About this exercise: Exactly as shown, give the full listing again.

::: Data extracts

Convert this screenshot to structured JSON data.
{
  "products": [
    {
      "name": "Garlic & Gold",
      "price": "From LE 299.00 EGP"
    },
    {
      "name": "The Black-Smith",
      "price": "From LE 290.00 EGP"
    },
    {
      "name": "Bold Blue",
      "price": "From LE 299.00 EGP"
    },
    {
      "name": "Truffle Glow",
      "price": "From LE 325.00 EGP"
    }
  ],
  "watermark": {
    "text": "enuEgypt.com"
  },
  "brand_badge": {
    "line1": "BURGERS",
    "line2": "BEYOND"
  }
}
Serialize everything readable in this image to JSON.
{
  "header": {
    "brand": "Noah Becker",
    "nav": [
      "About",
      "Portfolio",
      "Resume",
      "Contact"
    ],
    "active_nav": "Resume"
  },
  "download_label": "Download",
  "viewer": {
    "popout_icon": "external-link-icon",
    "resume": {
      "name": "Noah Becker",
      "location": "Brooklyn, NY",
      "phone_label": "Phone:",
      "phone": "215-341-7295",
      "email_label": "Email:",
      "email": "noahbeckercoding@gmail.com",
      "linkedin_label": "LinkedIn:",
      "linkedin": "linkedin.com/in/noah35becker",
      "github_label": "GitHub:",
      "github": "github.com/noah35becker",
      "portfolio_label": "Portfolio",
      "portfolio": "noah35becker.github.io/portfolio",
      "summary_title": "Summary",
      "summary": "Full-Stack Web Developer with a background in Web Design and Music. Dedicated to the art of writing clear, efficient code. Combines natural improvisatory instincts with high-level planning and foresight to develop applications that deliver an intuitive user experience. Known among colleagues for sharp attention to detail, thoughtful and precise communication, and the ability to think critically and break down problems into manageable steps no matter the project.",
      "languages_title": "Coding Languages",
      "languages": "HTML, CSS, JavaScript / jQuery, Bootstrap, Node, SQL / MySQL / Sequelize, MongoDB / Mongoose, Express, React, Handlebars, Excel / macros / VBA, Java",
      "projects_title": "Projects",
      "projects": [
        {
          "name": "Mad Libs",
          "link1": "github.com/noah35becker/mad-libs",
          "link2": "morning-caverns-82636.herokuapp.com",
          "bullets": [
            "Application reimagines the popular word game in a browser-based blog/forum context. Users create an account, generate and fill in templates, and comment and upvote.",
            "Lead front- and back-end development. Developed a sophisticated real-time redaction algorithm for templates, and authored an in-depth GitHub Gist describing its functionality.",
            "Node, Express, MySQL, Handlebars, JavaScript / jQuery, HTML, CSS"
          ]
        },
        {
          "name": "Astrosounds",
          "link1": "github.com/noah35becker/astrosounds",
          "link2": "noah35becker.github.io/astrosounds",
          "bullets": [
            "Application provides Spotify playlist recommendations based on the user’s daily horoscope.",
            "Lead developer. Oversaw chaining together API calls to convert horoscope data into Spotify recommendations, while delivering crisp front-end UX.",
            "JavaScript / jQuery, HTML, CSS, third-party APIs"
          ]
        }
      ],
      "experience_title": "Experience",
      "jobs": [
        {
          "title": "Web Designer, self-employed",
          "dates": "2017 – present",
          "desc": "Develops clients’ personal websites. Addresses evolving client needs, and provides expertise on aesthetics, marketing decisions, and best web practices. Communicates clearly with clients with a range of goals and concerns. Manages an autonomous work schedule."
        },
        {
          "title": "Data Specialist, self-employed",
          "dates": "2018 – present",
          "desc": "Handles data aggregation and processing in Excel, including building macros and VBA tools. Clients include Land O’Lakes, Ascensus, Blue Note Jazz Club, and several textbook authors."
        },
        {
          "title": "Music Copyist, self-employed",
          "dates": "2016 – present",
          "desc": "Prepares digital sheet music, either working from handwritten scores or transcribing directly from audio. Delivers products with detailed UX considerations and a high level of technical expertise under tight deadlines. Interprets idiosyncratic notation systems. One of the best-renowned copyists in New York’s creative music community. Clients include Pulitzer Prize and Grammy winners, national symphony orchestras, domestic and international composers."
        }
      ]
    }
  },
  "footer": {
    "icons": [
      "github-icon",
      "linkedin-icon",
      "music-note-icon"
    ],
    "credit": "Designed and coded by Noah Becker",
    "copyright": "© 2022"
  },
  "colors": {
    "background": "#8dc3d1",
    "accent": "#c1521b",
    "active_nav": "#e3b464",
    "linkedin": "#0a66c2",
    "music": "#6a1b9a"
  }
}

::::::

Your response:
Convert this screenshot to structured JSON data.
{
  "products": [
    {
      "name": "Garlic & Gold",
      "price": "From LE 299.00 EGP"
    },
    {
      "name": "The Black-Smith",
      "price": "From LE 290.00 EGP"
    },
    {
      "name": "Bold Blue",
      "price": "From LE 299.00 EGP"
    },
    {
      "name": "Truffle Glow",
      "price": "From LE 325.00 EGP"
    }
  ],
  "watermark": {
    "text": "enuEgypt.com"
  },
  "brand_badge": {
    "line1": "BURGERS",
    "line2": "BEYOND"
  }
}
Serialize everything readable in this image to JSON.
{
  "header": {
    "brand": "Noah Becker",
    "nav": [
      "About",
      "Portfolio",
      "Resume",
      "Contact"
    ],
    "active_nav": "Resume"
  },
  "download_label": "Download",
  "viewer": {
    "popout_icon": "external-link-icon",
    "resume": {
      "name": "Noah Becker",
      "location": "Brooklyn, NY",
      "phone_label": "Phone:",
      "phone": "215-341-7295",
      "email_label": "Email:",
      "email": "noahbeckercoding@gmail.com",
      "linkedin_label": "LinkedIn:",
      "linkedin": "linkedin.com/in/noah35becker",
      "github_label": "GitHub:",
      "github": "github.com/noah35becker",
      "portfolio_label": "Portfolio",
      "portfolio": "noah35becker.github.io/portfolio",
      "summary_title": "Summary",
      "summary": "Full-Stack Web Developer with a background in Web Design and Music. Dedicated to the art of writing clear, efficient code. Combines natural improvisatory instincts with high-level planning and foresight to develop applications that deliver an intuitive user experience. Known among colleagues for sharp attention to detail, thoughtful and precise communication, and the ability to think critically and break down problems into manageable steps no matter the project.",
      "languages_title": "Coding Languages",
      "languages": "HTML, CSS, JavaScript / jQuery, Bootstrap, Node, SQL / MySQL / Sequelize, MongoDB / Mongoose, Express, React, Handlebars, Excel / macros / VBA, Java",
      "projects_title": "Projects",
      "projects": [
        {
          "name": "Mad Libs",
          "link1": "github.com/noah35becker/mad-libs",
          "link2": "morning-caverns-82636.herokuapp.com",
          "bullets": [
            "Application reimagines the popular word game in a browser-based blog/forum context. Users create an account, generate and fill in templates, and comment and upvote.",
            "Lead front- and back-end development. Developed a sophisticated real-time redaction algorithm for templates, and authored an in-depth GitHub Gist describing its functionality.",
            "Node, Express, MySQL, Handlebars, JavaScript / jQuery, HTML, CSS"
          ]
        },
        {
          "name": "Astrosounds",
          "link1": "github.com/noah35becker/astrosounds",
          "link2": "noah35becker.github.io/astrosounds",
          "bullets": [
            "Application provides Spotify playlist recommendations based on the user’s daily horoscope.",
            "Lead developer. Oversaw chaining together API calls to convert horoscope data into Spotify recommendations, while delivering crisp front-end UX.",
            "JavaScript / jQuery, HTML, CSS, third-party APIs"
          ]
        }
      ],
      "experience_title": "Experience",
      "jobs": [
        {
          "title": "Web Designer, self-employed",
          "dates": "2017 – present",
          "desc": "Develops clients’ personal websites. Addresses evolving client needs, and provides expertise on aesthetics, marketing decisions, and best web practices. Communicates clearly with clients with a range of goals and concerns. Manages an autonomous work schedule."
        },
        {
          "title": "Data Specialist, self-employed",
          "dates": "2018 – present",
          "desc": "Handles data aggregation and processing in Excel, including building macros and VBA tools. Clients include Land O’Lakes, Ascensus, Blue Note Jazz Club, and several textbook authors."
        },
        {
          "title": "Music Copyist, self-employed",
          "dates": "2016 – present",
          "desc": "Prepares digital sheet music, either working from handwritten scores or transcribing directly from audio. Delivers products with detailed UX considerations and a high level of technical expertise under tight deadlines. Interprets idiosyncratic notation systems. One of the best-renowned copyists in New York’s creative music community. Clients include Pulitzer Prize and Grammy winners, national symphony orchestras, domestic and international composers."
        }
      ]
    }
  },
  "footer": {
    "icons": [
      "github-icon",
      "linkedin-icon",
      "music-note-icon"
    ],
    "credit": "Designed and coded by Noah Becker",
    "copyright": "© 2022"
  },
  "colors": {
    "background": "#8dc3d1",
    "accent": "#c1521b",
    "active_nav": "#e3b464",
    "linkedin": "#0a66c2",
    "music": "#6a1b9a"
  }
}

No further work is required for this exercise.